Dave arrives, hurrying, and then sits with me while we wait, quietly holding my hand. What goes through his mind? What does he feel? I don’t know; I don’t ask.
Long after his death, perseverating on things I don’t know and didn’t ask, I suddenly see that for him, I got hit by a bus that night. I could’ve died. My steady husband was scared. I’m haunted by his fear of my dying, by how much I must have mattered to him. We never told each other in words, and I don’t know if I did enough in deeds for him to have known how important he was to me.

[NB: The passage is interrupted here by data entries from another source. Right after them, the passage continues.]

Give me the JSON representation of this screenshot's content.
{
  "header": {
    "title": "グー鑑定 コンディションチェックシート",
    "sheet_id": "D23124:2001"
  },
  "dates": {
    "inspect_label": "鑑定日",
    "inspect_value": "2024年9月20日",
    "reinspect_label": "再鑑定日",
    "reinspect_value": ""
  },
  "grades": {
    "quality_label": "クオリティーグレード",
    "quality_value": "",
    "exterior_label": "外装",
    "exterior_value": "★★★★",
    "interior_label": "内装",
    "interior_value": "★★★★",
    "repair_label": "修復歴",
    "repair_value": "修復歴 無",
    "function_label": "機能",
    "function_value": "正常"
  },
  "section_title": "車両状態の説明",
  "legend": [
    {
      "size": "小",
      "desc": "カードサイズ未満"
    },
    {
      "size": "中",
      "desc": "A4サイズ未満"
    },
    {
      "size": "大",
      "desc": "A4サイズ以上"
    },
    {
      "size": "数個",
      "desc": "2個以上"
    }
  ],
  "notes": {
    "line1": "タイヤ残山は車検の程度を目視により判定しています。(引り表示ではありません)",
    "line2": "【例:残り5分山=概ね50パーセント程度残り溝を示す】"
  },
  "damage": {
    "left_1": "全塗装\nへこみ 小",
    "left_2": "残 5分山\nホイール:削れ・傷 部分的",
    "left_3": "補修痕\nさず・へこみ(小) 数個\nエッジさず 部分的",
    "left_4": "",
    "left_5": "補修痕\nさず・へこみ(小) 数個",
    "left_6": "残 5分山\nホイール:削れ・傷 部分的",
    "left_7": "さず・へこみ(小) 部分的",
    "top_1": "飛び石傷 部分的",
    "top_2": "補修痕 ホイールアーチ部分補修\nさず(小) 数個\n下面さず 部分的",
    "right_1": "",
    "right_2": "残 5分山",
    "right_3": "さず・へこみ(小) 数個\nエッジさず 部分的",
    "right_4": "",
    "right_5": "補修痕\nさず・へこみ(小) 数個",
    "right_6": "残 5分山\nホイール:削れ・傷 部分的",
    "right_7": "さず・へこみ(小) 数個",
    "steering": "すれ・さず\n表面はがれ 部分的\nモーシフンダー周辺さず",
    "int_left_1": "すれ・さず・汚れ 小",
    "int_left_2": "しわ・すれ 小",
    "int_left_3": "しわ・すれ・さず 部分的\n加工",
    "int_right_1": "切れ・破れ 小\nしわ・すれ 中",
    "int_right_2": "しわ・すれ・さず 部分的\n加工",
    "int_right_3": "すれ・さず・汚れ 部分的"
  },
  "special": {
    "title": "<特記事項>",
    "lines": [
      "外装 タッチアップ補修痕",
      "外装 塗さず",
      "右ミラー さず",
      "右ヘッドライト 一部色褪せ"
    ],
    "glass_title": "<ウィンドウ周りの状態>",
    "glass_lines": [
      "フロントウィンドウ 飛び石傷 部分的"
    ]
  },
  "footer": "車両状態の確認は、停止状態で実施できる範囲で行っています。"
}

In the last memory, we take the dog for a walk along a trail. It’s mid-April and the canopy of trees is light green, dappled with sun. We haven’t gone far when Dave needs to sit. “My leg is bad,” he states, unnecessarily.
I sit beside him on the bench overlooking the river and hold his hand. The dog noses around, exploring the scents in the moist dark dirt.
“I think I need to turn around,” Dave says after a few minutes. “Not much of a walk,” he comments apologetically.
“I don’t care about that. It’s beautiful. And Tasha has had a good time inhaling spring.”
We start back. After a few steps, he takes my arm. Pain wrinkles his face. He leans more and more of his weight on me as we near the car.
We go to the diner, order eggs and toast, down a cup of coffee in amiable silence. Before the second cup comes, he says, “My back is getting worse.”
“I can’t imagine being in a wheelchair like your mother.” My mother is increasingly disabled by spinal stenosis; she can’t transfer herself from her bed to the wheelchair, or from the wheelchair to a toilet.
“I know. It’s hard to imagine.” I can’t picture what it will be like either.
Our breakfast arrives, and I prepare to change the conversation by saying something about the jack-in-the-pulpit I noticed on the trail, or the beauty of the birch bark in the sun. But as he peppers his eggs, Dave goes on. “I don’t want to be dependent on you, Elizabeth.”
“I know. And I hope that you won’t be, but if it comes to that, we’ll handle it. You decided to get long-term care insurance for just this—.”
He cuts me off: “I don’t want to be like your mother.”
“You’re nothing like Mom,” I tell him, and lean over and kiss him on the mouth, a big, life-affirming kiss. As I settle back into my chair, I add with a vaudeville wink, “Nothing like Dad, either.” He grins, but I notice that his vivid blue eyes glisten as he takes a bite of toast.
The following morning I wake with a start. The house is too quiet.
I find him in the tub, lying on his back, eyes closed, hands open as if he has relinquished something. He’s clearly dead. I panic, stunned, trying to make my fingers work as I dial 911. Because he’s in the bathtub, I think briefly that he may have drowned. The dispatcher keeps me on the line until help comes.
And a lot of help comes: the fire chief, EMTs, local cops, state police. They ask about mood, then count and remove all his medications: the clonazepam for restless leg, the oxycodone for back pain. I tell them truthfully that I am quite sure he was not suicidal.
But later I wonder. Could I have misread him entirely, not known how deeply he needed to maintain his independence?
Months after, missing him terribly, I finally receive a copy of his death certificate. I read the basic facts of his life: name, birth date, parents, profession. I cry at the minimalism of the data, its inability to conjure the man. But when I get to cause of death, I’m afraid. Will it say overdose? Suicide?
When I read the answer, I finally laugh through my tears, as I know he’d have done, the sound of my laughter startling me after so much time buried beneath my grief. The certificate says atherosclerosis. A heart attack—just like Dad.
ILLUSTRATION BY ADAM NIKLEWICZ
Elizabeth Young, PhD, MSW, is a writer and therapist. She writes a blog, “Adaptions: Tales of Transformation,” for Psychology Today and is currently writing a book called Growth in Grief: Stories of Transformation in Loss.